To make things worse, the study found that the city’s priorities did not even make the streets safer. During the study’s three-year period, bikers in white neighborhoods were 3 times more likely to experience serious or fatal bike crashes. Barajas hypothesizes that this is because white neighborhoods have higher levels of bike traffic, but it also shows enforcement isn’t based on crashes or high numbers of riders.
This, Reed says, is the most poignant evidence against the effectiveness of enforcement. “We are asking enforcement to fix a problem that the transportation and planning sector created,” he said.
Both Reed and Barajas are calling for a holistic approach to tackling the inequities around biking in Chicago. A simple solution they’ve found is adding bike lanes. In Chicago, between 2017 and 2019, 85 percent fewer tickets were given out and crashes declined on streets that had bike lanes. There’s also proof that bike lanes encourage new riders to take the streets. A 2021 study published in the Proceedings of the National Academy of Sciences, found that in cities where bike infrastructure was added, cycling increased up to 48 percent more than in cities that did not add bike lanes.
There’s a way to tackle safety challenges in biking, while also addressing major environmental justice problems in cities like Chicago, they contend. For years, Reed’s Equiticity has worked to build a cycling culture on the city’s West Side through programming and research. Riding a bike, Reeds says, both betters the environment and people’s health.

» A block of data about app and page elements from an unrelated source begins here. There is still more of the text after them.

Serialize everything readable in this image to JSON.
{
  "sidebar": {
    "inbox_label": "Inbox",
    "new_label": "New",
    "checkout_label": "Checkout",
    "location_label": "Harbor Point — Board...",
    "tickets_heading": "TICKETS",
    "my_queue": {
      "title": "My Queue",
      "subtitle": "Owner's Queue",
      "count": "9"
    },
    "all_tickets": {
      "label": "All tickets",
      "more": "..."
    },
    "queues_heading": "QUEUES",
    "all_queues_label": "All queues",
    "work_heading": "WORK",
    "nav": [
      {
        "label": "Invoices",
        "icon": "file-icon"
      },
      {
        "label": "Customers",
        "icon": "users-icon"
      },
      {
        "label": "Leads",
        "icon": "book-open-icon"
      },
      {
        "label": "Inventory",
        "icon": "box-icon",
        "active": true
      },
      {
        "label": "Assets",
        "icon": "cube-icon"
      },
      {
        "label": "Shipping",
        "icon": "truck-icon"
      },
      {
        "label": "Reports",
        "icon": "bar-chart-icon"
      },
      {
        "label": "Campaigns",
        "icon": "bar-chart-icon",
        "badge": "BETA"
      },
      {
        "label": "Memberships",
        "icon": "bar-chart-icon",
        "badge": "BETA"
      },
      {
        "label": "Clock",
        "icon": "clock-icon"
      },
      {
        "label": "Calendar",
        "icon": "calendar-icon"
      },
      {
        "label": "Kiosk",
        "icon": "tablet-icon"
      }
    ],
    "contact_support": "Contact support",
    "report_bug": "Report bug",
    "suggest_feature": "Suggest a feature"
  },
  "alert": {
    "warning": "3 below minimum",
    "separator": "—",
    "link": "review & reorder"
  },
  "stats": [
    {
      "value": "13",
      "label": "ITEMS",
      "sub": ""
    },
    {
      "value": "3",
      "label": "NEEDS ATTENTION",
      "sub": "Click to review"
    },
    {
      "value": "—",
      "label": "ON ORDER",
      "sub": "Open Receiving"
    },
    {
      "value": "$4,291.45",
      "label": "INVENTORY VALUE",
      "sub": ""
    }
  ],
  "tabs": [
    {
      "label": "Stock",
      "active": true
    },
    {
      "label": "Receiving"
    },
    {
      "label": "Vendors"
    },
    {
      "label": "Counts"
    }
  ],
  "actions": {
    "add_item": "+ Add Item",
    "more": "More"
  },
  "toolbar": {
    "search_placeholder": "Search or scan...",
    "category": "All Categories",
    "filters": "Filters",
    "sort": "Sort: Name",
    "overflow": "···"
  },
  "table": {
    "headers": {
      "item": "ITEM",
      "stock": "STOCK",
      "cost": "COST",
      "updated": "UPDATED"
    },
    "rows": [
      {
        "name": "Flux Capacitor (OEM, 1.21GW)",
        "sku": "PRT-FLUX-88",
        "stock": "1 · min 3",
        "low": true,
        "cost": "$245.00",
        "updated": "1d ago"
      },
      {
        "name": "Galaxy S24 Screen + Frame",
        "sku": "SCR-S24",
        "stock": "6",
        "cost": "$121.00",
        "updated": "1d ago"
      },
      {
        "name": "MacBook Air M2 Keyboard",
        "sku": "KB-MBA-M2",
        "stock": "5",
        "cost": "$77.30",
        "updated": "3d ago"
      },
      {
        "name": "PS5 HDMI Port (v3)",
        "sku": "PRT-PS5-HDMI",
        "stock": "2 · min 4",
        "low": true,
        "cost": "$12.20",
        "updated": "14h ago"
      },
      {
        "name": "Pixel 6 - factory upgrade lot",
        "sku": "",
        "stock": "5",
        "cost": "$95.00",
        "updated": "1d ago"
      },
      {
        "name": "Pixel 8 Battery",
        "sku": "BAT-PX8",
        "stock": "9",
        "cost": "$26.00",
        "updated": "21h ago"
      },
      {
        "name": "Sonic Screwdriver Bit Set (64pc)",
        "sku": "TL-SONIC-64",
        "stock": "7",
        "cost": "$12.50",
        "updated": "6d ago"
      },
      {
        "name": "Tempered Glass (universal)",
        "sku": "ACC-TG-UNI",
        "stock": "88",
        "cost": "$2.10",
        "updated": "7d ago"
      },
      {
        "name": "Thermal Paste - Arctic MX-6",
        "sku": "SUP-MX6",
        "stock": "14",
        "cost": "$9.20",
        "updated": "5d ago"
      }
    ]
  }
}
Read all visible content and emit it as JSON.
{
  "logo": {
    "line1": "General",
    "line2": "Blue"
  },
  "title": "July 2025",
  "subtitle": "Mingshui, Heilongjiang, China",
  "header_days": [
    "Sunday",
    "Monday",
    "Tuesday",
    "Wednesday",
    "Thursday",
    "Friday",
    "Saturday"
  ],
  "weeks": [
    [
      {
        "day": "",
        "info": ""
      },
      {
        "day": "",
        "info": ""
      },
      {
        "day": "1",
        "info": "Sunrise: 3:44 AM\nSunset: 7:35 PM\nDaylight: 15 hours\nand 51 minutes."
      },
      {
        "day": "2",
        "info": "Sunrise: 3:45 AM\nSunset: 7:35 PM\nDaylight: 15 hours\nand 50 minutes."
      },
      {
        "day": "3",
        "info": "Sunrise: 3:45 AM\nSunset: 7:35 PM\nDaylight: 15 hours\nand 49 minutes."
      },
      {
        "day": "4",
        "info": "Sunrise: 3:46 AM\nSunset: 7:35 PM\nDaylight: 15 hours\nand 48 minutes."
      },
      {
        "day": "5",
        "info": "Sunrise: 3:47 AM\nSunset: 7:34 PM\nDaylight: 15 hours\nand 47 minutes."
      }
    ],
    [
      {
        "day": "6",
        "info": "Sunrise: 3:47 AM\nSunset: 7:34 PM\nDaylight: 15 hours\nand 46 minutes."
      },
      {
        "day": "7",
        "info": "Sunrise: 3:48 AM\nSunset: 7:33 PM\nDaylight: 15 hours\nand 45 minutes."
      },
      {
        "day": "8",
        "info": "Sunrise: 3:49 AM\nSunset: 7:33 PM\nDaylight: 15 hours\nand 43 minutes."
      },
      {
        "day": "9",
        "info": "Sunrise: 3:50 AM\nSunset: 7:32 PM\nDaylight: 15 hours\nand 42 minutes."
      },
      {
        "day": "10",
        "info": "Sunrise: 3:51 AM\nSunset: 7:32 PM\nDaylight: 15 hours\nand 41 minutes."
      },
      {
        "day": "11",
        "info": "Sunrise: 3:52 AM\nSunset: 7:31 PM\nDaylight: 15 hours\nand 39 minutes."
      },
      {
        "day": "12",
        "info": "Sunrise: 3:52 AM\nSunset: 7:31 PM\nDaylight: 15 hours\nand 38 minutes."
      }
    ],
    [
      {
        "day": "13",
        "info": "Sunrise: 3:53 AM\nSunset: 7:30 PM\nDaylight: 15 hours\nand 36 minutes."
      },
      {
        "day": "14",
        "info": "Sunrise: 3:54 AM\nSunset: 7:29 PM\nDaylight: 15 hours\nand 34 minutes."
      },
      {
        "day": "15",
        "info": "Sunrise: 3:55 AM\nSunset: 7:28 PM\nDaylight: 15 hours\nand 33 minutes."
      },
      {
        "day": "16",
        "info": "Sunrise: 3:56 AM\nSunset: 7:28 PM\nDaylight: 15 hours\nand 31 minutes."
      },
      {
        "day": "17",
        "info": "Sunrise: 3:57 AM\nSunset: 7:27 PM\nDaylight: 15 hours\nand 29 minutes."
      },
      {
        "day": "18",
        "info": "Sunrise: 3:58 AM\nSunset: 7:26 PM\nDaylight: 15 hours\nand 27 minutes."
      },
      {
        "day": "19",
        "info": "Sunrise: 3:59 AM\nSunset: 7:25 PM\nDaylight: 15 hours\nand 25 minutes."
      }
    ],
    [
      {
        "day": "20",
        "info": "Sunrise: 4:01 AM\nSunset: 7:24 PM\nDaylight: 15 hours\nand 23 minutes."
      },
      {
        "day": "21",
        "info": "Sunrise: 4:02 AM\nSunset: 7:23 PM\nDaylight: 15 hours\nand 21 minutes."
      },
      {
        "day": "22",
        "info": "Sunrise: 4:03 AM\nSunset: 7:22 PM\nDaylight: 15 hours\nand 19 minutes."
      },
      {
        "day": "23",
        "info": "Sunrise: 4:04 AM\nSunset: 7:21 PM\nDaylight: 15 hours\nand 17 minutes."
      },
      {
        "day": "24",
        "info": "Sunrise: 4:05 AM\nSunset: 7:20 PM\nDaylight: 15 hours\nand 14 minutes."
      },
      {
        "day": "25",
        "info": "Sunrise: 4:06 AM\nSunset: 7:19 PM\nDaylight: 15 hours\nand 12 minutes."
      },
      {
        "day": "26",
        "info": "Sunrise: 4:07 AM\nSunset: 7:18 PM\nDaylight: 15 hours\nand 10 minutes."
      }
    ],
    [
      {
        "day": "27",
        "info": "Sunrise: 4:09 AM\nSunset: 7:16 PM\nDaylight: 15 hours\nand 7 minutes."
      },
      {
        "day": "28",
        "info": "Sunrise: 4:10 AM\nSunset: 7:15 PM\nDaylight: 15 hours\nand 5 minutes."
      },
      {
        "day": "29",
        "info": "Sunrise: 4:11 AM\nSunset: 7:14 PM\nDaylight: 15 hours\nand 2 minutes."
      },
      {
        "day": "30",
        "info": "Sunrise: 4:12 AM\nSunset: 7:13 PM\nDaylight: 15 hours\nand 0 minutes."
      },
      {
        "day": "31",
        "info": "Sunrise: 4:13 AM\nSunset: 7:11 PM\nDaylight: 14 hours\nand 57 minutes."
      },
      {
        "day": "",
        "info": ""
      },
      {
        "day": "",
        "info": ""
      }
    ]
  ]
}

Barajas’ research, he says, proves that urban infrastructure investments lead to improved living experiences for vulnerable people. “Buildings — we can’t move them — but we can reconfigure the streets,” he said. This includes building protected bike lanes, investing in regular road repairs, and giving commuters incentives to move from gas-guzzling cars to two wheels. Encouraging more people to ride, they say, means both supporting physical and mental health, but also allowing people to better connect with their city.